My parents were divorced and remarried by the time I was four so during the memorable “tricking” years I had alternating arrangements. Some years with my dad, I had a vampire costume that was hair gel with some teeth and a cape. Not bad. That costume was totally re-usable too. All I remember about that getup was the face paint drying and wanting to pick every inch of skin off my face. I was starting to think that Halloween wasn’t actually for children. If only someone would mass market affordable and interesting costumes.
Somewhere around the internet explosion (The Great De-lightening), costume stores became mainstream pop culture and the opportunities for self-expression really grew, if you could afford them. Women can suddenly be anything they want; Sexy Witch, Sexy Cat, Sexy Cop, Sexy Zombie, Sexy Maid, Sexy…. You get the idea. Men are still limited to the traditional male roles because adding “Sexy” to a man’s Frankenstein costume is kinda creepy.
I’m not a fan of barriers so I think I went to a work costume party in college dressed as the sexy witch with really hairy legs and a little trouble with the corset. It was so offensive that I won the scariest costume award. The runner-up, we thought, was a guy from the kitchen that had dressed like a homeless man, his sign was super authentic. He drank half of the keg at the party and we later realized that he actually was homeless and that it was rude to give him second place. He put a lot more into his costume than I did. Thanks for bursting my bubble homeless dude.
Wal-Mart spotted this great rebirth of dress up and has selected a set of costumes at a reasonable price that are so perfectly marketed to reach middle and lower class families that it is hard to consider being anything other than something that Wal-Mart carries. It is the Old Navy of Halloween costumes. They seem trendy but in fact, everyone has them. I know at least one of the people reading this have seen someone in public wearing a shirt that you also just purchased from Old Navy.
Since we had our first child, Supermom has maintained a resolve to create original costumes based on characters the girls enjoyed at the time. My wife is a true talent in all things crafty and requiring attention to instructions. (Thank you Pintrest for challenging her to learn new hobbies) She started with Halloween costumes and birthday cakes and can now do embroidery and has a busy custom cake business. She inspires me to want to learn more but alas, I have only gotten more useless and now I have a blog sharing our weaker moments as a family. She wins the points in this round…. And still I type.

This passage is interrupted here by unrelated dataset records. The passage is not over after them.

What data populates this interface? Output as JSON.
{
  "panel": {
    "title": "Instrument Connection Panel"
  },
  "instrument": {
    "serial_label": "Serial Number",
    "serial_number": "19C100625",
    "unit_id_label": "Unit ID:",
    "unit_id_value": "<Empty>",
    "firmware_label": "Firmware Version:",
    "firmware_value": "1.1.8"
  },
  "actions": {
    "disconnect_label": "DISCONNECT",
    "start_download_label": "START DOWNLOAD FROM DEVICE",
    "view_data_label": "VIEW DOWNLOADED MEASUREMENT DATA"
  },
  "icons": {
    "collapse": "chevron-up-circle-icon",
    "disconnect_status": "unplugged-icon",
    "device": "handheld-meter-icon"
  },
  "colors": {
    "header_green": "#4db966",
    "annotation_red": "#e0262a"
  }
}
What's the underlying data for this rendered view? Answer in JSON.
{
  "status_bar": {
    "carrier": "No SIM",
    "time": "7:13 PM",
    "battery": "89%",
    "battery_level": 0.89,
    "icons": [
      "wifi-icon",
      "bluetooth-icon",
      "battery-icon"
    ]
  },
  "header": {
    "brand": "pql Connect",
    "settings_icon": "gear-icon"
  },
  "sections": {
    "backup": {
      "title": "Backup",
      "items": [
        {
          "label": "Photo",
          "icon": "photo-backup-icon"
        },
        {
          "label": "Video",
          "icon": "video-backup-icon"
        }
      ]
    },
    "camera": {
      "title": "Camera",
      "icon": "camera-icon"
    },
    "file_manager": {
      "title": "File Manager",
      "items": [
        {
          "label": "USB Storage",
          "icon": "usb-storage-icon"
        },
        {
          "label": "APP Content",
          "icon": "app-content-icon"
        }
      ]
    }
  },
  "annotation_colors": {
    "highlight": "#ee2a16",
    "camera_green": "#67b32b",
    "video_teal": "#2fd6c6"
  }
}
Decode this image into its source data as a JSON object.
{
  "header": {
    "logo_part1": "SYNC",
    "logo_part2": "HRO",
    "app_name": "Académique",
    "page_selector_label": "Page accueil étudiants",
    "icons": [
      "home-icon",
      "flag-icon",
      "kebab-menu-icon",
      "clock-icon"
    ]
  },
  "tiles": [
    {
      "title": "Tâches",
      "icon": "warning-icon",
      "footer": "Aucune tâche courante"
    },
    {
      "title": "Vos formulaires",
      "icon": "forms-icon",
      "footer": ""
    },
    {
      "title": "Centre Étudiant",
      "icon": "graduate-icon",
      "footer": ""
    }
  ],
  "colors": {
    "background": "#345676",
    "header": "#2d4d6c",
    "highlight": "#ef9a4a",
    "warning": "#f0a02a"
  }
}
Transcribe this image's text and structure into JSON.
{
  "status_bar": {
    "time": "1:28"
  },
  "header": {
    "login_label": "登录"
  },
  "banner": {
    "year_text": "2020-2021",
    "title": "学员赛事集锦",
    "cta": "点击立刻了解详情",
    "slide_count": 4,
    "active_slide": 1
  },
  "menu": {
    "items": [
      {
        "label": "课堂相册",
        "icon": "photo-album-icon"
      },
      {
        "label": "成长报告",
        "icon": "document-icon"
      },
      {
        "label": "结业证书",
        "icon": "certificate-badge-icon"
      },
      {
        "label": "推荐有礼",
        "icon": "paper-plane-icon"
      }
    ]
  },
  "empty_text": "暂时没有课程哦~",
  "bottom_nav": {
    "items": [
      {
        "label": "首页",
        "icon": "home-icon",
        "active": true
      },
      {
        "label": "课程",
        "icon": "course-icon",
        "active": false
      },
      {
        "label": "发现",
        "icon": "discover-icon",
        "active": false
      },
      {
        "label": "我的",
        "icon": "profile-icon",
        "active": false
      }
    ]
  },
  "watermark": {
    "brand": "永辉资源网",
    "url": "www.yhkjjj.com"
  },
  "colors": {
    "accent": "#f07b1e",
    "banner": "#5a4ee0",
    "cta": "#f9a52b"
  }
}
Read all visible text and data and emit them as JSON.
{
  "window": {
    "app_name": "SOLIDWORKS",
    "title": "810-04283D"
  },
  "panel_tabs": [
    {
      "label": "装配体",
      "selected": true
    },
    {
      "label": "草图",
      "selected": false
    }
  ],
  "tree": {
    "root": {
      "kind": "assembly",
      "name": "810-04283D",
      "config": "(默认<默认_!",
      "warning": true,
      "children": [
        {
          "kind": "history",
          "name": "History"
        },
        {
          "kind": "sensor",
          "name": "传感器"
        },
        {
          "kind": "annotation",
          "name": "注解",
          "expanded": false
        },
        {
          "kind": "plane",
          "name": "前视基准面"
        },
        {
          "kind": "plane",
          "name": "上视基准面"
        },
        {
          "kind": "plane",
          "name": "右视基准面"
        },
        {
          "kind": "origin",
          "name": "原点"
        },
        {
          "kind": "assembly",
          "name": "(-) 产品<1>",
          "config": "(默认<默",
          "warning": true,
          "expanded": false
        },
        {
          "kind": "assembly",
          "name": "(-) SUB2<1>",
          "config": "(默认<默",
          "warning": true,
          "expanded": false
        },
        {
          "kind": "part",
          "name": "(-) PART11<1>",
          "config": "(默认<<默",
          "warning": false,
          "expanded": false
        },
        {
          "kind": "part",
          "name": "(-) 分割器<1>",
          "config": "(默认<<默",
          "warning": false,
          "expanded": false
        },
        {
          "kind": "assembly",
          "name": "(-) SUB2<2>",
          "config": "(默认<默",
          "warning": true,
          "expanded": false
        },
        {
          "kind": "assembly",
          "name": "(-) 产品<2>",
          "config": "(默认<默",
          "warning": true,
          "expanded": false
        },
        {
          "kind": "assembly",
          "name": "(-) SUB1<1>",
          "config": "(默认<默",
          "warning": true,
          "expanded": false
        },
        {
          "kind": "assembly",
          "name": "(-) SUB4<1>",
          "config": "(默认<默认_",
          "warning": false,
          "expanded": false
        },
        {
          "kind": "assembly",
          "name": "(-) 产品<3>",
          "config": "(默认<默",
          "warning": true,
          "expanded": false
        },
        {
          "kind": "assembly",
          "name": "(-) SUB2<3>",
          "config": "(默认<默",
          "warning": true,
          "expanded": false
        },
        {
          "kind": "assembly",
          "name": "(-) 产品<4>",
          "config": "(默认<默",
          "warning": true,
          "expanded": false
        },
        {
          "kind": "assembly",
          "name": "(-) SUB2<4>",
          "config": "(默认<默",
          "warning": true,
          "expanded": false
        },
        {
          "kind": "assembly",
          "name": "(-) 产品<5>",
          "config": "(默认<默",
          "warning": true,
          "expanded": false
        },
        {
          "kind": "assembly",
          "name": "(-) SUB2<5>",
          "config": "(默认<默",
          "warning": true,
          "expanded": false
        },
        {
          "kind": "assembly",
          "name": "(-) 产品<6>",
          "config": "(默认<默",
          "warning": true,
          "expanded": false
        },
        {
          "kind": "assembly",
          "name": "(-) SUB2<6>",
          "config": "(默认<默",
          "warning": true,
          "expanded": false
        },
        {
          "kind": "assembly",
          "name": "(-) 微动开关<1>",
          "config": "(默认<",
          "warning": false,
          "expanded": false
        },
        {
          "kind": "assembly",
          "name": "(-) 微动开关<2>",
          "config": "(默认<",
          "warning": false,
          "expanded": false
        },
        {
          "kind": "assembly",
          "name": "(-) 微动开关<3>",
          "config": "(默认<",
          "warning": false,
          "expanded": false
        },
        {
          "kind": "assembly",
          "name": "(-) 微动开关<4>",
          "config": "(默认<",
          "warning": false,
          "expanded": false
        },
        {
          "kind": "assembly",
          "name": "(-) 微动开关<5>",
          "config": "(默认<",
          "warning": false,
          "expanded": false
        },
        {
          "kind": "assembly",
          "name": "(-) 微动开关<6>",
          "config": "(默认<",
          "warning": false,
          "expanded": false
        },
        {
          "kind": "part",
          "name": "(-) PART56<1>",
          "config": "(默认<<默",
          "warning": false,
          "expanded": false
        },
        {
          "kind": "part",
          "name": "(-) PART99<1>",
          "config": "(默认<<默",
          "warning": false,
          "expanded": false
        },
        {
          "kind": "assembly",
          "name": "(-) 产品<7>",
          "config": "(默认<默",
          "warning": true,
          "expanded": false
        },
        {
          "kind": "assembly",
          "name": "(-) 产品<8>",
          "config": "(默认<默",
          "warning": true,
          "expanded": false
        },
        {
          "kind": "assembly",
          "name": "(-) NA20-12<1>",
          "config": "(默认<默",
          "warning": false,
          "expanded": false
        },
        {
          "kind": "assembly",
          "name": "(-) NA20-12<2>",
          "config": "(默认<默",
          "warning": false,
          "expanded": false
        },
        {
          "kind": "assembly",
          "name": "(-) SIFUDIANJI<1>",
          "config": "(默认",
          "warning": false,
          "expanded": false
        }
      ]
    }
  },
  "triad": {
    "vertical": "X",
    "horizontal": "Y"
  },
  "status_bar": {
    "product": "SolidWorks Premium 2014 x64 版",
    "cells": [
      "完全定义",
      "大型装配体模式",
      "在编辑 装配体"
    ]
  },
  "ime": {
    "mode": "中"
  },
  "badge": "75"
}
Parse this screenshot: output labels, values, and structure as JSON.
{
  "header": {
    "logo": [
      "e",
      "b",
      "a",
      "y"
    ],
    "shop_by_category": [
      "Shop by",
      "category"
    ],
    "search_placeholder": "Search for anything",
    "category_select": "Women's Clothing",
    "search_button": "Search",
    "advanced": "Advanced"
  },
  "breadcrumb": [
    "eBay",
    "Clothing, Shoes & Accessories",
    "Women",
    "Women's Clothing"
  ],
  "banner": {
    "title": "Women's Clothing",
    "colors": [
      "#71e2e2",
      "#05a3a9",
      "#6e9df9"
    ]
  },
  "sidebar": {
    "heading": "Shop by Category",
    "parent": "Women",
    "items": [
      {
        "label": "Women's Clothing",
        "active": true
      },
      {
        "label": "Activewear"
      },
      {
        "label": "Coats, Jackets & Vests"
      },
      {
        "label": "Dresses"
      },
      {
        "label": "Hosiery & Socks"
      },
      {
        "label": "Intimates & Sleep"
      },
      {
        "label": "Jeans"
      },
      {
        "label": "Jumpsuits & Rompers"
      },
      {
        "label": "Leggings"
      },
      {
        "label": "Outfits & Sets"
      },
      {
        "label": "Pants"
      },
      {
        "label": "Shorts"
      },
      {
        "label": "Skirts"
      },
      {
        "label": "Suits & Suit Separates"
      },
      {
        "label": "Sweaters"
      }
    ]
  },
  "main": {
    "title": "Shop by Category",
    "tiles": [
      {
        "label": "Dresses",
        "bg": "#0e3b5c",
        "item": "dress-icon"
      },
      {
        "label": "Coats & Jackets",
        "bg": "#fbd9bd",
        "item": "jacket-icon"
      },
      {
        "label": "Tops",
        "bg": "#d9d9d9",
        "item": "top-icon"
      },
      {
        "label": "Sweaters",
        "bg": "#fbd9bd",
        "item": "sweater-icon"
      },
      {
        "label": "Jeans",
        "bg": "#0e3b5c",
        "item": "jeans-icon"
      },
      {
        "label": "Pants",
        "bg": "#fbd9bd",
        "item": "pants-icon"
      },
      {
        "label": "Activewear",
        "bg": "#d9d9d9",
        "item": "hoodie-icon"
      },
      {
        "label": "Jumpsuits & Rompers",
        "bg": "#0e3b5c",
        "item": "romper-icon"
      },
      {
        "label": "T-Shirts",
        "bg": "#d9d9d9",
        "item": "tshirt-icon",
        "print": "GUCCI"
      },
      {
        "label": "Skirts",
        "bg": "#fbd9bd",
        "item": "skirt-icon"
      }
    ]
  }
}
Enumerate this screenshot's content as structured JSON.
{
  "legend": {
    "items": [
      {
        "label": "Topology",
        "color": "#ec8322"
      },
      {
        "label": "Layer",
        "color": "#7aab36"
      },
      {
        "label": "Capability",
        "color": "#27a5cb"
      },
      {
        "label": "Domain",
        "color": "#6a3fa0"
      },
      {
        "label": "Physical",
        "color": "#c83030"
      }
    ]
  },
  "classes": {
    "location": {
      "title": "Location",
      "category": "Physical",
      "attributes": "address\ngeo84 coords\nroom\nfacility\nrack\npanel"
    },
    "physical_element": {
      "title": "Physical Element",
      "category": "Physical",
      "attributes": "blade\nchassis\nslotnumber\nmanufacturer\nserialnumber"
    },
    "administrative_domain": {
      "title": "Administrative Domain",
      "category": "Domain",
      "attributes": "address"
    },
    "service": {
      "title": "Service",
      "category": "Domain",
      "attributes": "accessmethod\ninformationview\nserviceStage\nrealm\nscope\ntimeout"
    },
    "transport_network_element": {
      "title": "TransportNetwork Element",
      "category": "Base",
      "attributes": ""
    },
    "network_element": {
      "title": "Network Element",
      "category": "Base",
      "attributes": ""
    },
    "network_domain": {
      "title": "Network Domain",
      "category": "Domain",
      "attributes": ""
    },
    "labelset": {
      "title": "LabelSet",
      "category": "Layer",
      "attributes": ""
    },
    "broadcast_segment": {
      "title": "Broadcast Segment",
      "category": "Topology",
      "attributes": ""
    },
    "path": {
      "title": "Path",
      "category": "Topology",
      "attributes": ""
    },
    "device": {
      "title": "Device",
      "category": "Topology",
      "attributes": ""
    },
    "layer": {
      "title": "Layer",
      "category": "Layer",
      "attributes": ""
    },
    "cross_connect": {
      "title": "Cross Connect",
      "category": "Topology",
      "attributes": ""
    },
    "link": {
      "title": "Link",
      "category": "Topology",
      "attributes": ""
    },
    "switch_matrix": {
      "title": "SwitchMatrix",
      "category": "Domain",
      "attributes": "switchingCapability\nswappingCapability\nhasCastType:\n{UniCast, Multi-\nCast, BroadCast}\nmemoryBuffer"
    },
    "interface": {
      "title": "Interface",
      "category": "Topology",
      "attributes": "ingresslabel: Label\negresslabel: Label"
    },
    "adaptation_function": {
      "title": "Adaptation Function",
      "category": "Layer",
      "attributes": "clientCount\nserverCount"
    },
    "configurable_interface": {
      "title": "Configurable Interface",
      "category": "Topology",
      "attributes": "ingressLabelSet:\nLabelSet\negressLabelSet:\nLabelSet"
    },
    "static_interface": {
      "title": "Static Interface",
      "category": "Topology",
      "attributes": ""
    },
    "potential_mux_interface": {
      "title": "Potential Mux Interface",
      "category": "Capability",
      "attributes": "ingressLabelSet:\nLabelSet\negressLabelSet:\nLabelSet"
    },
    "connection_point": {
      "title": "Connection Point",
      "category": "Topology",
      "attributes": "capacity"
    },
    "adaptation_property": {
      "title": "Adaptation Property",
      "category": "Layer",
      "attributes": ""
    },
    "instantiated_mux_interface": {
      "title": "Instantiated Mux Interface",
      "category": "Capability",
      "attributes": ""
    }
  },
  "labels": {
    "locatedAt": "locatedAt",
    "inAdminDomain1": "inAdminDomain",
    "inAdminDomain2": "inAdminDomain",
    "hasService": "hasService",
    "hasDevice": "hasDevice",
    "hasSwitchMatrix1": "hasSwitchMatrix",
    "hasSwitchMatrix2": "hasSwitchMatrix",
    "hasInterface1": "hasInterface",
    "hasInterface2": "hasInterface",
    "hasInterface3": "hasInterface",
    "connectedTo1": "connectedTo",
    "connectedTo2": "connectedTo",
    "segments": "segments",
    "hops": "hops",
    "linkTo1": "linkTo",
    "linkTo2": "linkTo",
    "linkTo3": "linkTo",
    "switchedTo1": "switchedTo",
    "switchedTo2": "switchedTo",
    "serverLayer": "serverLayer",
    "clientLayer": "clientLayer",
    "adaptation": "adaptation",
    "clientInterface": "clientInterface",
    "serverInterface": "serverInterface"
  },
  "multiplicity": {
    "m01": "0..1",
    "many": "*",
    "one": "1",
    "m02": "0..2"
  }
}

Our goal in early years of Halloween was to make the kids look hilarious while we laughed at things they did for the rest of the night. [Giant plush chicken]+ [a kid who could barely move] = super cute. Put one in a dog costume with a tail that wags as they crawl = priceless. That is sooo easy. The good thing about toddlers is that almost every costume will work. They are already cute. This stage didn’t last long.
Next phase was selecting actual children’s characters and tracing down all the details and correct color placement. Patterns, research, basically constructing a costume to the “Hollywood Stunt Double” level of complete. The downside of this is that children may change their mind a week before Halloween and you end up with crying, over an awesome cowgirl outfit.
With a large group of kids the costume undertaking is becoming more themed and intricate. This year the aim is to include all six of us as a coherent costume group. This should be good. I’m not too worried because I have four years of [Baptist Interpretation of the Devil] + one year [Cross-dressing Sexy Witch] on my Halloween resume. I sold my shame for Doritos in sixth grade. Bring it on.
If you approach costumes with a “good enough” mindset. This post is for you. You are exactly right. It is all about the candy. You’re welcome.
Underdaddy to the rescue.